NEAREST ROAD: Carrollton Rd, 3 miles in from Rt 140
OBSERVED: 11/20/12 I have been keeping my eyes peeled for any potential sign even though I live in a fairly populated area. I live on and drive up and down Carrollton Rd several times a week. What I noticed was a fresh break of a young tree, about 50-60 feet in from the road. Due to brambles, and being private property, I didn't go in for exact measurements but I'm a pretty good estimator. This break is about 6 feet off the ground, maybe 5, the tree is approximately 4-5 inches in diameter. I noticed that there are significant scrape marks on one the road side of the tree, can't see the other side, The marks are ONLY below the break. I also found what looks like definite depressions in the leaf litter, with a bit of compressed bare ground, one about 6 feet in from the road at the tree line, and one about 2 feet from the guardrail. I carry a tape measure with me in my car as part of my tools for farriery, so I was able to lay it out at what I believe is the length of the depressions and get pictures.
Of course I couldn't resist doing a few knocks, there were some good rocks at the roadside so I did one knock, waited about 10 seconds then did two more about 2 seconds apart. I waited about two seconds, stood up, took two steps and heard a response knock!!! It sounded like it was certainly past the hill (top is about 3-500 yards from road) and probably well past that, guessing within a half mile. I waited about 30 seconds, put out a few more knocks, nothing. Couldn't help a few short whoops, no response.
ALSO NOTICED: We usually have a lot of foxes around, but except for about 6 nights ago when a vixen was having a romantic evening, there has been little in the way of fox activity for over a year. We had at least two fox dens with kits on our property 2010 and '11.
I did check with my husband, he said that a tree this size would not be broken by a deer, and the lack of scrape marks above the break is un-deer-like too.
OTHER WITNESSES: no, but I got pictures
OTHER STORIES: I haven't heard of incidents around here but I am really new at this, and I am going to google this area for activity.
TIME AND CONDITIONS: 3:40pm
ENVIRONMENT: Carrollton Rd runs a bit east-west at this point, tree break and depressions noted on north side of road, which is a very large (30+? acres) wooded private property, deciduous, lots of leaf litter.
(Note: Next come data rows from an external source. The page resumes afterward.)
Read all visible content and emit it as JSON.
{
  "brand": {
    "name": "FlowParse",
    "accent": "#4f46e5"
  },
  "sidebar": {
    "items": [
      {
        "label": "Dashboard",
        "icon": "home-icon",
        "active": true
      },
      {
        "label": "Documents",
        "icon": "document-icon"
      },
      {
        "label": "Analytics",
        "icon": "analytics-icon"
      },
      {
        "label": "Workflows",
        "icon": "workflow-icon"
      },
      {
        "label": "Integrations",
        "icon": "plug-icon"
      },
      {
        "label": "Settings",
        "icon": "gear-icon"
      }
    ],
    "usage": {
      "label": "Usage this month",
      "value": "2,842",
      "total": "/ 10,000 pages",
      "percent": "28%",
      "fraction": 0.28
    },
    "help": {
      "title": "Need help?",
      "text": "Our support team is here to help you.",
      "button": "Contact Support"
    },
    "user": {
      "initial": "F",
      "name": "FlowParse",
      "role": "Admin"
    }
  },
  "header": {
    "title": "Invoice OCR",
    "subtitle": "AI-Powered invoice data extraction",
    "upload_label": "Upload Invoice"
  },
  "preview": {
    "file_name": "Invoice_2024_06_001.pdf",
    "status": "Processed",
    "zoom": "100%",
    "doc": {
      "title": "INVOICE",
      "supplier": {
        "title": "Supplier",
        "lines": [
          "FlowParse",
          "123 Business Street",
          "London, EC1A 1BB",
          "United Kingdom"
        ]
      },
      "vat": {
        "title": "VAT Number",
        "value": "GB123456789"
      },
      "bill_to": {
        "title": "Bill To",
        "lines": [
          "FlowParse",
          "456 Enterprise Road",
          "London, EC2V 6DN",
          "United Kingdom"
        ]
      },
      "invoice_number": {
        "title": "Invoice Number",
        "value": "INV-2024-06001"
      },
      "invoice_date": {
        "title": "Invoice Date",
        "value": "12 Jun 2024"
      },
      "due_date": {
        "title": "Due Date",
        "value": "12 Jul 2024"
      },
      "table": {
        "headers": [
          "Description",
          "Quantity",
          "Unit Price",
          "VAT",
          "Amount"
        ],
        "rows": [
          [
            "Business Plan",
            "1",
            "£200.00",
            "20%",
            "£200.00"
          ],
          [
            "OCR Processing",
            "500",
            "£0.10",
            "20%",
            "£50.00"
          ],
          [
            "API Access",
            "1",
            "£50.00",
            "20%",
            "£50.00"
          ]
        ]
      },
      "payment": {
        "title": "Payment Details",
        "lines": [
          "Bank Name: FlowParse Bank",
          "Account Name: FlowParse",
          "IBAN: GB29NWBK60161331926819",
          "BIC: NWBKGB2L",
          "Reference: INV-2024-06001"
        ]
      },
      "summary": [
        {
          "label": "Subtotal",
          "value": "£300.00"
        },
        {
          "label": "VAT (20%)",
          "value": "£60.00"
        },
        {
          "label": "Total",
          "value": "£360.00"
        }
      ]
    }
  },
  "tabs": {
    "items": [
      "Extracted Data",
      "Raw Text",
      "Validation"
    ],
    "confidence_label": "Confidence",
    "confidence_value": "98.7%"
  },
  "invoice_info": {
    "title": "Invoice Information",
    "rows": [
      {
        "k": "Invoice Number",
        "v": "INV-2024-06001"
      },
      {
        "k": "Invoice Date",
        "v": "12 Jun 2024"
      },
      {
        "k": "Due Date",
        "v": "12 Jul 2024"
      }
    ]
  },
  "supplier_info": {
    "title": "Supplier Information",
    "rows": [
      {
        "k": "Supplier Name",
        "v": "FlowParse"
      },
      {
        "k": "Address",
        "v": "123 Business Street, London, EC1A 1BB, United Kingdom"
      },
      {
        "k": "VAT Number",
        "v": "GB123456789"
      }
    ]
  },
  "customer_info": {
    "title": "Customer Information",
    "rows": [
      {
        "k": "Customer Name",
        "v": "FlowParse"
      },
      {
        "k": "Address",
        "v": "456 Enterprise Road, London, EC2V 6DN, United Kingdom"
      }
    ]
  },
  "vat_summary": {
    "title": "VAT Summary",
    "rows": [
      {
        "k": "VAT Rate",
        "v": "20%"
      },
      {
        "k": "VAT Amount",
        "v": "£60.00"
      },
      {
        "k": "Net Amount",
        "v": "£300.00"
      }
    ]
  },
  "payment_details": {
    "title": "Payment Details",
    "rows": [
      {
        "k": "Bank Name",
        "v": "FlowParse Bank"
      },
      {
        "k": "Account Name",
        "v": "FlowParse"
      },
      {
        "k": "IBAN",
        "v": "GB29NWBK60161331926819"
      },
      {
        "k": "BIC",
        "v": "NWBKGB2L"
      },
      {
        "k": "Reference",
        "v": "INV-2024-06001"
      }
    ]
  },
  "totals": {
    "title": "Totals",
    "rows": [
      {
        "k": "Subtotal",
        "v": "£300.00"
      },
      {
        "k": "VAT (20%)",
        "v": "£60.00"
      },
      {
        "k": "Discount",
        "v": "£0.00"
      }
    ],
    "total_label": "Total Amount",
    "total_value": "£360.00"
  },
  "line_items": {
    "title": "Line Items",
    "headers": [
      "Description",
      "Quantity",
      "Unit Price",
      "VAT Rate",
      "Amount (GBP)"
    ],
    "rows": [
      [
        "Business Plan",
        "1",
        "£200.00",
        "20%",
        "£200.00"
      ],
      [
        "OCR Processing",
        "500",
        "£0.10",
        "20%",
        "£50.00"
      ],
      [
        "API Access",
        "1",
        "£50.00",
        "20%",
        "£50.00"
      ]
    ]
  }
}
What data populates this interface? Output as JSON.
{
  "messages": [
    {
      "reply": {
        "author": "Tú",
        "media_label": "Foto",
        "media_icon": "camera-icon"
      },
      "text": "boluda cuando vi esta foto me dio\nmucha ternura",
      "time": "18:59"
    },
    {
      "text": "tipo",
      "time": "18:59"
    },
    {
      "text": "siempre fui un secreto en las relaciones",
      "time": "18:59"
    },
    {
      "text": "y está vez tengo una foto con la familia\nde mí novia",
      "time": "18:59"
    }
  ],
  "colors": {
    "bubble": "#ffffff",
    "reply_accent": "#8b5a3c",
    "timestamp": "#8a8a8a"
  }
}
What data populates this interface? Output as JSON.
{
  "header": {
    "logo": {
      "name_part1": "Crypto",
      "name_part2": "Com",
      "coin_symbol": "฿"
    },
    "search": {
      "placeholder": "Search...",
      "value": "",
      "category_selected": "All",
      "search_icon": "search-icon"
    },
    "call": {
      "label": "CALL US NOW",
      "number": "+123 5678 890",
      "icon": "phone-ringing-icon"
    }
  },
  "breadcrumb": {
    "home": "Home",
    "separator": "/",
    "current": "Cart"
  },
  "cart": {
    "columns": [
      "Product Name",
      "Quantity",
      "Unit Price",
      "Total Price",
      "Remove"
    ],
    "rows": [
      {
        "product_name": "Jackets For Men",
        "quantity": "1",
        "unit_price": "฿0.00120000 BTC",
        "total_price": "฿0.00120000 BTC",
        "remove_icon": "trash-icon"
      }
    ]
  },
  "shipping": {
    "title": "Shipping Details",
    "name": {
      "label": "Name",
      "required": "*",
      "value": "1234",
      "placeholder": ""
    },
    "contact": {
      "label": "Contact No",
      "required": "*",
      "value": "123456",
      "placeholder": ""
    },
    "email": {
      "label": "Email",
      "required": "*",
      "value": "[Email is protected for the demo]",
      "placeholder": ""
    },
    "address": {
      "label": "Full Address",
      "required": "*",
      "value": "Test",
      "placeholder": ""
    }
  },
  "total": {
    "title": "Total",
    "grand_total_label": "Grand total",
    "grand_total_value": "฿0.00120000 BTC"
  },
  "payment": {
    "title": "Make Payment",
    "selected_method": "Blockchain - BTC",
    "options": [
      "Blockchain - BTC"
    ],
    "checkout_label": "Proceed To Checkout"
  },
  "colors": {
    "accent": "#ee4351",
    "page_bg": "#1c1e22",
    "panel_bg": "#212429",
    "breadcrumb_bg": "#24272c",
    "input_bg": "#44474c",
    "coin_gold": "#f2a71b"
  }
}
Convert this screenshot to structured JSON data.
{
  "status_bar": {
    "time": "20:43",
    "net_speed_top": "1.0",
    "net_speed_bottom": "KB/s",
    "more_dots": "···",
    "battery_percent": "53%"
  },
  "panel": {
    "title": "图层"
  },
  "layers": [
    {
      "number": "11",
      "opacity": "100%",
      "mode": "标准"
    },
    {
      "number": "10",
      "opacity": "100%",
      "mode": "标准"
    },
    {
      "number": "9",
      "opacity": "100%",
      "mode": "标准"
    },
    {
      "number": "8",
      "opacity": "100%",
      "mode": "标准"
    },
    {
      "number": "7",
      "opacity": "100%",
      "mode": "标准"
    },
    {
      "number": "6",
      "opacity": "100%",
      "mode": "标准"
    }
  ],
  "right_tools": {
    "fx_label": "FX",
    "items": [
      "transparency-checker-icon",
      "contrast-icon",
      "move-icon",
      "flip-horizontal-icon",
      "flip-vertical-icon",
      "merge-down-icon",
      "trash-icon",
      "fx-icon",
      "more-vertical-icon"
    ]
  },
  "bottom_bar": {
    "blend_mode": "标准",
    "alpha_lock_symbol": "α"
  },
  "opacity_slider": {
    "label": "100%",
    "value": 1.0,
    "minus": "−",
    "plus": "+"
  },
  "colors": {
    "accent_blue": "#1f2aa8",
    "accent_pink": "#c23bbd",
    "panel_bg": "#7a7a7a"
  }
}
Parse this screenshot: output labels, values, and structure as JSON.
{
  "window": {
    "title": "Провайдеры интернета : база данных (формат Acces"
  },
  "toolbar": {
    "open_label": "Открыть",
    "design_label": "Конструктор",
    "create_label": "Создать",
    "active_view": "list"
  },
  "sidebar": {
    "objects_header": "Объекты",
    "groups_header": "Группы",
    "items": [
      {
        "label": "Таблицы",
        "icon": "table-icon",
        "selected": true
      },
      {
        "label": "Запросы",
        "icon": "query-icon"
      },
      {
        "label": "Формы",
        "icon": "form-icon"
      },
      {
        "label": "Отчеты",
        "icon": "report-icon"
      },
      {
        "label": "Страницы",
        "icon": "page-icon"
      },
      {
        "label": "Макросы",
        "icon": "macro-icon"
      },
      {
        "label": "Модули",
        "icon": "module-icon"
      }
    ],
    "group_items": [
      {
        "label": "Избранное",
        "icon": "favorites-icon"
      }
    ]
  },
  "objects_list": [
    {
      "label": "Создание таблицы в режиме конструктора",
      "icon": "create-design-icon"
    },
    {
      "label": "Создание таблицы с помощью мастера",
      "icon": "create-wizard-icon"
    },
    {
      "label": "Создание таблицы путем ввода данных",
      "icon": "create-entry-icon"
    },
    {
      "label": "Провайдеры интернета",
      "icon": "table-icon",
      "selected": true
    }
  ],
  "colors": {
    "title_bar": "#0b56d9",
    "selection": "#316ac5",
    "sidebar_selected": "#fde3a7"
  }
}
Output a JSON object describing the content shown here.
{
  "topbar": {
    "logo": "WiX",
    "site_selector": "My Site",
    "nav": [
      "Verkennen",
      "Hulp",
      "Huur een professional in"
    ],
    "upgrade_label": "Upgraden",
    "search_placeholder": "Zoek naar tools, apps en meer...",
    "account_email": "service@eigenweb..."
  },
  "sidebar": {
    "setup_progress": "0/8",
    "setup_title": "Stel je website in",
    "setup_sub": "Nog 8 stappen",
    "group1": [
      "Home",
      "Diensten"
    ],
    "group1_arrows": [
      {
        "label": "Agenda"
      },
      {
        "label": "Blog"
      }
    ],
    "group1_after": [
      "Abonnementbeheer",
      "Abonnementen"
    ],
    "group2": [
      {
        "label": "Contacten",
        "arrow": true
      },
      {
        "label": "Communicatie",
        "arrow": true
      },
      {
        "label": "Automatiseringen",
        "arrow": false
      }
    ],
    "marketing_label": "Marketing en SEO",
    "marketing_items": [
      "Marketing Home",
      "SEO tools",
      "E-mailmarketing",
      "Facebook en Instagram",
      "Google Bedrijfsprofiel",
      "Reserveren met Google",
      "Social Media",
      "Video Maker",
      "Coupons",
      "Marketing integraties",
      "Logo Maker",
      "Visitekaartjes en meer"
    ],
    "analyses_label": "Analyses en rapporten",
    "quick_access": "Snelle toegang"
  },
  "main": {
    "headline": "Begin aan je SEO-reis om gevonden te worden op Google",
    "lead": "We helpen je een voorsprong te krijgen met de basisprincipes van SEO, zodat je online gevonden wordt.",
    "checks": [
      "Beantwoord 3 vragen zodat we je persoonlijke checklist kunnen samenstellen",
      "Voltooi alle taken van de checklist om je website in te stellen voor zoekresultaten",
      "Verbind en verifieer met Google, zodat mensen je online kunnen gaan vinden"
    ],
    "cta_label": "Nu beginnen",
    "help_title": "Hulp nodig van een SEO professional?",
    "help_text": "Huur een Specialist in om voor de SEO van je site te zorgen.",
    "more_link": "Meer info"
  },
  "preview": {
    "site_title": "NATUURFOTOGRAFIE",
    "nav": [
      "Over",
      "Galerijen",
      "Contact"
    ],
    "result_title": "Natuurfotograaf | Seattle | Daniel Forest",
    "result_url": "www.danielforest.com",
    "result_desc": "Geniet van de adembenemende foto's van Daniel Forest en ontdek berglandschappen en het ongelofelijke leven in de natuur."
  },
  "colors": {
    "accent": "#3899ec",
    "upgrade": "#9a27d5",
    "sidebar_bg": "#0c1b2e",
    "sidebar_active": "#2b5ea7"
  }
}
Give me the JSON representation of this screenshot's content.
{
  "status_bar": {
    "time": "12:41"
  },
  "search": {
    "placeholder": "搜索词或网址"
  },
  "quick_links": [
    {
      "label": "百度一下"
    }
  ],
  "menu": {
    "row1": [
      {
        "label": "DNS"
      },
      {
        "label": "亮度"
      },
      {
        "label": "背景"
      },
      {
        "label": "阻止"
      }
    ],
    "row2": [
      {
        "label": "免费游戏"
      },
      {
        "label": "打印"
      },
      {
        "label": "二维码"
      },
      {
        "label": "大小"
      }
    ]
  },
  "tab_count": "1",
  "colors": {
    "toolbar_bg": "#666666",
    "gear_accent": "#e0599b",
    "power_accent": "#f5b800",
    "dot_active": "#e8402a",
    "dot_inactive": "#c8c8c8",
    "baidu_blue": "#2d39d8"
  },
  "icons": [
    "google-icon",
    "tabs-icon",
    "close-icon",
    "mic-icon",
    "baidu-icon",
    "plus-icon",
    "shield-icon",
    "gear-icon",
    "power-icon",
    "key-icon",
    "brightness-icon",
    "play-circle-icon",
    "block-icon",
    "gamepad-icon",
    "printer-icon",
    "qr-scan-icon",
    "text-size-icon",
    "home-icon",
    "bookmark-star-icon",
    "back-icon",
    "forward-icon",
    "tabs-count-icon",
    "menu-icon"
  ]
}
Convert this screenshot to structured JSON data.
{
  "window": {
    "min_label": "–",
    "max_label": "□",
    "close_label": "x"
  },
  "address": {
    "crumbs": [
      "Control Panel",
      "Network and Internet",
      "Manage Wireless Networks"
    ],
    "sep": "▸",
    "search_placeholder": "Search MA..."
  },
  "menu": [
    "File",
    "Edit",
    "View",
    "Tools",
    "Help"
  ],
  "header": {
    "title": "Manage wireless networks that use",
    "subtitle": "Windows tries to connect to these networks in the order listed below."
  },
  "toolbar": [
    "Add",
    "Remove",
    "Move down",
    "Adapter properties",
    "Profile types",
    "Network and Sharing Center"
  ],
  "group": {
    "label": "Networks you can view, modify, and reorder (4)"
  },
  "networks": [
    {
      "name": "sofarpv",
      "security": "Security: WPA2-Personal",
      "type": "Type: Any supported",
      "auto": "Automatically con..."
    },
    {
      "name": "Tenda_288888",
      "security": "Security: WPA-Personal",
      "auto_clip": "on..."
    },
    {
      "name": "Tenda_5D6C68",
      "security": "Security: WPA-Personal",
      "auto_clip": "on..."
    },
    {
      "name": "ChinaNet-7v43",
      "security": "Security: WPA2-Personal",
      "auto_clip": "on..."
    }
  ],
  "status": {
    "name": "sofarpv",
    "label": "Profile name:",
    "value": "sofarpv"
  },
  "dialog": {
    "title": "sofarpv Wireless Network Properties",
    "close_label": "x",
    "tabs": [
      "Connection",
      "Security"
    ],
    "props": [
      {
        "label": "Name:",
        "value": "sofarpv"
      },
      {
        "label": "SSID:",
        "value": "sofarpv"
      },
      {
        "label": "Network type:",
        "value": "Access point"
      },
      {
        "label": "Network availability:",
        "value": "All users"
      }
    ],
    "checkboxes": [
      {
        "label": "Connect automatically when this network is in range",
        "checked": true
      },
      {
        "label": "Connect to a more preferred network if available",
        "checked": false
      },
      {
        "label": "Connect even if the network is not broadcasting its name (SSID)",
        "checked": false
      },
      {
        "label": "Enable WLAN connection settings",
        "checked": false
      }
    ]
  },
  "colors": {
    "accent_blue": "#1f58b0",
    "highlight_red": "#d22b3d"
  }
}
Thin brambles at tree line which is about 6-8 feet in from road, then the terrain is sparse undergrowth, with obvious (to me) deer/animal trails but no human made trail. South side, where I parked, has a bank upward about 7 feet (varies) and there is a line of planted pines. Walking up the road about 50 feet and looking around the south side, I did notice a big lay of fallen timber, several old 8-16 inch trunks together that would possibly make a hiding place if needed. This area in general is full of little gully creeks and feeder streams. Despite the presence of homes, I do not find it inconceivable that we may at least have some intermittent squatch traffic around here.
Follow-up investigation report by BFRO Investigator Kim Niemeyer:
The witness noticed the tree break and stopped to investigate. Noticed imprints of large human-shaped footprints in the wet leaves that blanketed the woodland's floor heading towards the tree break. Although there isn't any discernible definition each of the tracks was approximately fifteen inches in length and about half as wide with a four foot stride between them. After investigating the break and the prints, the witness couldn't resist clacking two rocks together. The witness was surprised to get a response in the form of two knocks in return.
After talking over the phone and having spent a few hours in person with the witness, I found the witness to be quite credible and sincere.
Here are the pictures that the witness took that day. The captions and commentary are by the witness.
About BFRO Investigator Kim Niemeyer:
Kim is retired Navy with interests in linguistics and history. He has a Master of Science degree from Loyola University in Maryland. He has attended the following expeditions: PA 2011, Southwestern PA 2013, and Western North Carolina 2014.